→ **Task item**: Lines with the word "children" are the ones wanted. Copy each of them from the entries below.

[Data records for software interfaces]

*** Begin section ***

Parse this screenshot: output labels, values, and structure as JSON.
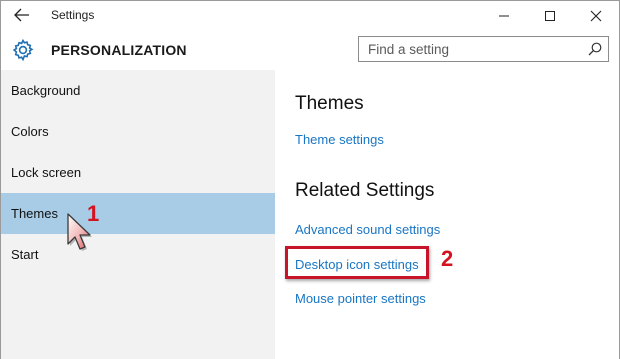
{
  "window": {
    "title": "Settings",
    "controls": {
      "minimize": "—",
      "maximize": "☐",
      "close": "✕"
    }
  },
  "header": {
    "title": "PERSONALIZATION",
    "search": {
      "placeholder": "Find a setting"
    }
  },
  "sidebar": {
    "items": [
      {
        "label": "Background",
        "active": false
      },
      {
        "label": "Colors",
        "active": false
      },
      {
        "label": "Lock screen",
        "active": false
      },
      {
        "label": "Themes",
        "active": true
      },
      {
        "label": "Start",
        "active": false
      }
    ]
  },
  "main": {
    "themes_heading": "Themes",
    "theme_settings_link": "Theme settings",
    "related_heading": "Related Settings",
    "links": {
      "advanced_sound": "Advanced sound settings",
      "desktop_icon": "Desktop icon settings",
      "mouse_pointer": "Mouse pointer settings"
    }
  },
  "annotations": {
    "step1": "1",
    "step2": "2",
    "color": "#d3131f"
  },
  "colors": {
    "accent_link": "#1976c4",
    "selected_nav": "#a8cbe6",
    "sidebar_bg": "#f2f2f2"
  }
}
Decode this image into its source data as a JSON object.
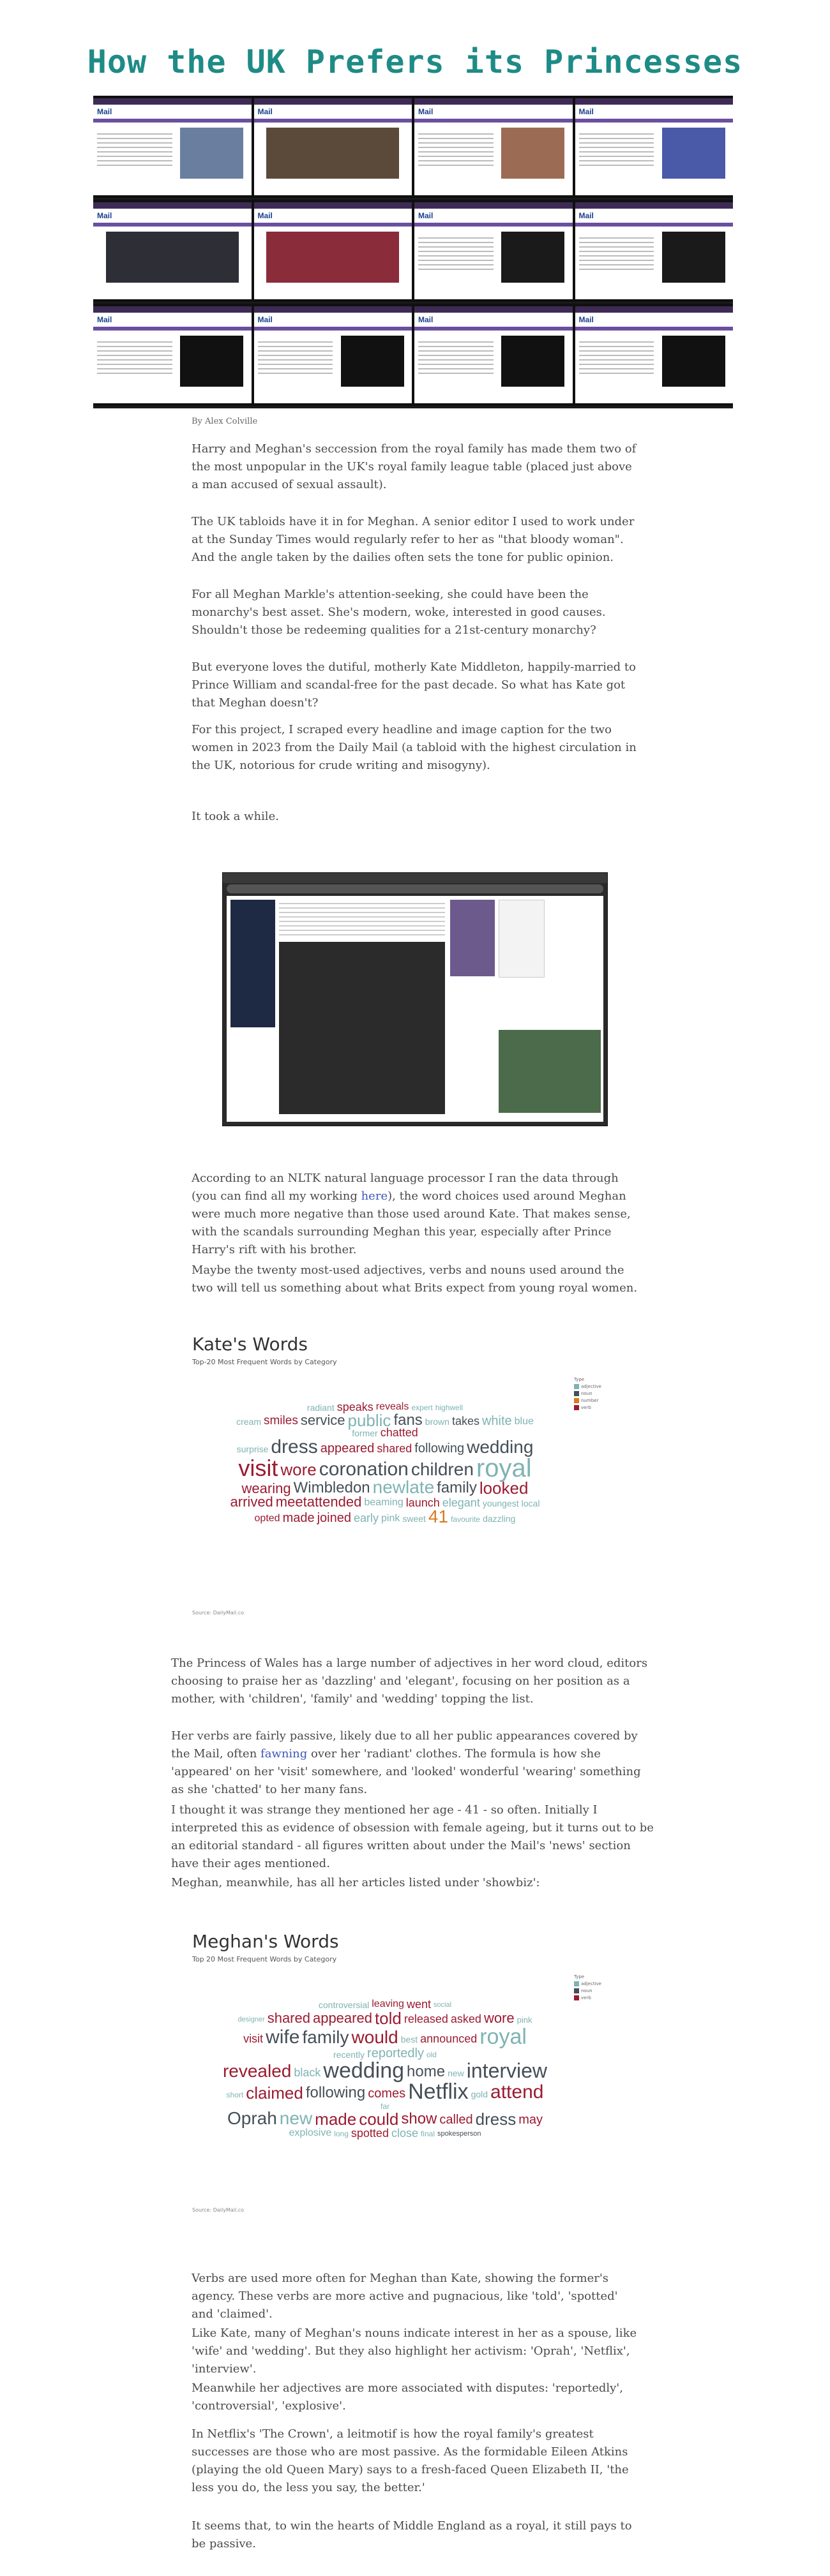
{
  "page": {
    "title": "How the UK Prefers its Princesses",
    "byline": "By Alex Colville"
  },
  "colors": {
    "title": "#1e8b86",
    "adjective": "#7fb3b3",
    "noun": "#454f57",
    "verb": "#9b1b30",
    "link": "#3b58b8"
  },
  "intro": [
    "Harry and Meghan's seccession from the royal family has made them two of the most unpopular in the UK's royal family league table (placed just above a man accused of sexual assault).",
    "The UK tabloids have it in for Meghan. A senior editor I used to work under at the Sunday Times would regularly refer to her as \"that bloody woman\". And the angle taken by the dailies often sets the tone for public opinion.",
    "For all Meghan Markle's attention-seeking, she could have been the monarchy's best asset. She's modern, woke, interested in good causes. Shouldn't those be redeeming qualities for a 21st-century monarchy?",
    "But everyone loves the dutiful, motherly Kate Middleton, happily-married to Prince William and scandal-free for the past decade. So what has Kate got that Meghan doesn't?",
    "For this project, I scraped every headline and image caption for the two women in 2023 from the Daily Mail (a tabloid with the highest circulation in the UK, notorious for crude writing and misogyny).",
    "It took a while."
  ],
  "nltk": {
    "before": "According to an NLTK natural language processor I ran the data through (you can find all my working ",
    "link": "here",
    "after": "), the word choices used around Meghan were much more negative than those used around Kate. That makes sense, with the scandals surrounding Meghan this year, especially after Prince Harry's rift with his brother."
  },
  "nltk2": "Maybe the twenty most-used adjectives, verbs and nouns used around the two will tell us something about what Brits expect from young royal women.",
  "kate_chart": {
    "title": "Kate's Words",
    "subtitle": "Top-20 Most Frequent Words by Category",
    "source": "Source: DailyMail.co",
    "legend_title": "Type",
    "legend": [
      "adjective",
      "noun",
      "number",
      "verb"
    ],
    "legend_colors": [
      "#7fb3b3",
      "#454f57",
      "#d97a1e",
      "#9b1b30"
    ]
  },
  "kate_words": [
    {
      "w": "radiant",
      "t": "a",
      "s": 14
    },
    {
      "w": "speaks",
      "t": "v",
      "s": 18
    },
    {
      "w": "reveals",
      "t": "v",
      "s": 16
    },
    {
      "w": "expert",
      "t": "a",
      "s": 12
    },
    {
      "w": "highwell",
      "t": "a",
      "s": 12
    },
    {
      "w": "cream",
      "t": "a",
      "s": 14
    },
    {
      "w": "smiles",
      "t": "v",
      "s": 19
    },
    {
      "w": "service",
      "t": "n",
      "s": 22
    },
    {
      "w": "public",
      "t": "a",
      "s": 26
    },
    {
      "w": "fans",
      "t": "n",
      "s": 24
    },
    {
      "w": "brown",
      "t": "a",
      "s": 14
    },
    {
      "w": "takes",
      "t": "n",
      "s": 18
    },
    {
      "w": "white",
      "t": "a",
      "s": 20
    },
    {
      "w": "blue",
      "t": "a",
      "s": 16
    },
    {
      "w": "former",
      "t": "a",
      "s": 14
    },
    {
      "w": "chatted",
      "t": "v",
      "s": 18
    },
    {
      "w": "surprise",
      "t": "a",
      "s": 14
    },
    {
      "w": "dress",
      "t": "n",
      "s": 30
    },
    {
      "w": "appeared",
      "t": "v",
      "s": 20
    },
    {
      "w": "shared",
      "t": "v",
      "s": 18
    },
    {
      "w": "following",
      "t": "n",
      "s": 20
    },
    {
      "w": "wedding",
      "t": "n",
      "s": 28
    },
    {
      "w": "visit",
      "t": "v",
      "s": 36
    },
    {
      "w": "wore",
      "t": "v",
      "s": 26
    },
    {
      "w": "coronation",
      "t": "n",
      "s": 30
    },
    {
      "w": "children",
      "t": "n",
      "s": 28
    },
    {
      "w": "royal",
      "t": "a",
      "s": 40
    },
    {
      "w": "wearing",
      "t": "v",
      "s": 22
    },
    {
      "w": "Wimbledon",
      "t": "n",
      "s": 24
    },
    {
      "w": "newlate",
      "t": "a",
      "s": 28
    },
    {
      "w": "family",
      "t": "n",
      "s": 24
    },
    {
      "w": "looked",
      "t": "v",
      "s": 26
    },
    {
      "w": "arrived",
      "t": "v",
      "s": 22
    },
    {
      "w": "meetattended",
      "t": "v",
      "s": 22
    },
    {
      "w": "beaming",
      "t": "a",
      "s": 16
    },
    {
      "w": "launch",
      "t": "v",
      "s": 18
    },
    {
      "w": "elegant",
      "t": "a",
      "s": 18
    },
    {
      "w": "youngest",
      "t": "a",
      "s": 14
    },
    {
      "w": "local",
      "t": "a",
      "s": 14
    },
    {
      "w": "opted",
      "t": "v",
      "s": 16
    },
    {
      "w": "made",
      "t": "v",
      "s": 20
    },
    {
      "w": "joined",
      "t": "v",
      "s": 20
    },
    {
      "w": "early",
      "t": "a",
      "s": 18
    },
    {
      "w": "pink",
      "t": "a",
      "s": 16
    },
    {
      "w": "sweet",
      "t": "a",
      "s": 14
    },
    {
      "w": "41",
      "t": "num",
      "s": 28
    },
    {
      "w": "favourite",
      "t": "a",
      "s": 12
    },
    {
      "w": "dazzling",
      "t": "a",
      "s": 14
    }
  ],
  "kate_text": {
    "p1": "The Princess of Wales has a large number of adjectives in her word cloud, editors choosing to praise her as 'dazzling' and 'elegant', focusing on her position as a mother, with 'children', 'family' and 'wedding' topping the list.",
    "p2_link": "fawning",
    "p2_before": "Her verbs are fairly passive, likely due to all her public appearances covered by the Mail, often ",
    "p2_after": " over her 'radiant' clothes. The formula is how she 'appeared' on her 'visit' somewhere, and 'looked' wonderful 'wearing' something as she 'chatted' to her many fans.",
    "p3": "I thought it was strange they mentioned her age - 41 - so often. Initially I interpreted this as evidence of obsession with female ageing, but it turns out to be an editorial standard - all figures written about under the Mail's 'news' section have their ages mentioned.",
    "p4": "Meghan, meanwhile, has all her articles listed under 'showbiz':"
  },
  "meghan_chart": {
    "title": "Meghan's Words",
    "subtitle": "Top 20 Most Frequent Words by Category",
    "source": "Source: DailyMail.co",
    "legend_title": "Type",
    "legend": [
      "adjective",
      "noun",
      "verb"
    ],
    "legend_colors": [
      "#7fb3b3",
      "#454f57",
      "#9b1b30"
    ]
  },
  "meghan_words": [
    {
      "w": "controversial",
      "t": "a",
      "s": 14
    },
    {
      "w": "leaving",
      "t": "v",
      "s": 16
    },
    {
      "w": "went",
      "t": "v",
      "s": 18
    },
    {
      "w": "social",
      "t": "a",
      "s": 11
    },
    {
      "w": "designer",
      "t": "a",
      "s": 11
    },
    {
      "w": "shared",
      "t": "v",
      "s": 22
    },
    {
      "w": "appeared",
      "t": "v",
      "s": 22
    },
    {
      "w": "told",
      "t": "v",
      "s": 26
    },
    {
      "w": "released",
      "t": "v",
      "s": 18
    },
    {
      "w": "asked",
      "t": "v",
      "s": 18
    },
    {
      "w": "wore",
      "t": "v",
      "s": 22
    },
    {
      "w": "pink",
      "t": "a",
      "s": 13
    },
    {
      "w": "visit",
      "t": "v",
      "s": 18
    },
    {
      "w": "wife",
      "t": "n",
      "s": 30
    },
    {
      "w": "family",
      "t": "n",
      "s": 28
    },
    {
      "w": "would",
      "t": "v",
      "s": 28
    },
    {
      "w": "best",
      "t": "a",
      "s": 14
    },
    {
      "w": "announced",
      "t": "v",
      "s": 18
    },
    {
      "w": "royal",
      "t": "a",
      "s": 34
    },
    {
      "w": "recently",
      "t": "a",
      "s": 14
    },
    {
      "w": "reportedly",
      "t": "a",
      "s": 20
    },
    {
      "w": "old",
      "t": "a",
      "s": 12
    },
    {
      "w": "revealed",
      "t": "v",
      "s": 28
    },
    {
      "w": "black",
      "t": "a",
      "s": 18
    },
    {
      "w": "wedding",
      "t": "n",
      "s": 34
    },
    {
      "w": "home",
      "t": "n",
      "s": 24
    },
    {
      "w": "new",
      "t": "a",
      "s": 14
    },
    {
      "w": "interview",
      "t": "n",
      "s": 32
    },
    {
      "w": "short",
      "t": "a",
      "s": 12
    },
    {
      "w": "claimed",
      "t": "v",
      "s": 26
    },
    {
      "w": "following",
      "t": "n",
      "s": 24
    },
    {
      "w": "comes",
      "t": "v",
      "s": 20
    },
    {
      "w": "Netflix",
      "t": "n",
      "s": 34
    },
    {
      "w": "gold",
      "t": "a",
      "s": 14
    },
    {
      "w": "attend",
      "t": "v",
      "s": 30
    },
    {
      "w": "far",
      "t": "a",
      "s": 12
    },
    {
      "w": "Oprah",
      "t": "n",
      "s": 28
    },
    {
      "w": "new",
      "t": "a",
      "s": 28
    },
    {
      "w": "made",
      "t": "v",
      "s": 26
    },
    {
      "w": "could",
      "t": "v",
      "s": 26
    },
    {
      "w": "show",
      "t": "v",
      "s": 24
    },
    {
      "w": "called",
      "t": "v",
      "s": 20
    },
    {
      "w": "dress",
      "t": "n",
      "s": 26
    },
    {
      "w": "may",
      "t": "v",
      "s": 20
    },
    {
      "w": "explosive",
      "t": "a",
      "s": 16
    },
    {
      "w": "long",
      "t": "a",
      "s": 12
    },
    {
      "w": "spotted",
      "t": "v",
      "s": 18
    },
    {
      "w": "close",
      "t": "a",
      "s": 18
    },
    {
      "w": "final",
      "t": "a",
      "s": 12
    },
    {
      "w": "spokesperson",
      "t": "n",
      "s": 11
    }
  ],
  "meghan_text": [
    "Verbs are used more often for Meghan than Kate, showing the former's agency. These verbs are more active and pugnacious, like 'told', 'spotted' and 'claimed'.",
    "Like Kate, many of Meghan's nouns indicate interest in her as a spouse, like 'wife' and 'wedding'. But they also highlight her activism: 'Oprah', 'Netflix', 'interview'.",
    "Meanwhile her adjectives are more associated with disputes: 'reportedly', 'controversial', 'explosive'.",
    "In Netflix's 'The Crown', a leitmotif is how the royal family's greatest successes are those who are most passive. As the formidable Eileen Atkins (playing the old Queen Mary) says to a fresh-faced Queen Elizabeth II, 'the less you do, the less you say, the better.'",
    "It seems that, to win the hearts of Middle England as a royal, it still pays to be passive."
  ]
}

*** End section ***

→ **Answer**:
      "w": "children",
    "p1": "The Princess of Wales has a large number of adjectives in her word cloud, editors choosing to praise her as 'dazzling' and 'elegant', focusing on her position as a mother, with 'children', 'family' and 'wedding' topping the list.",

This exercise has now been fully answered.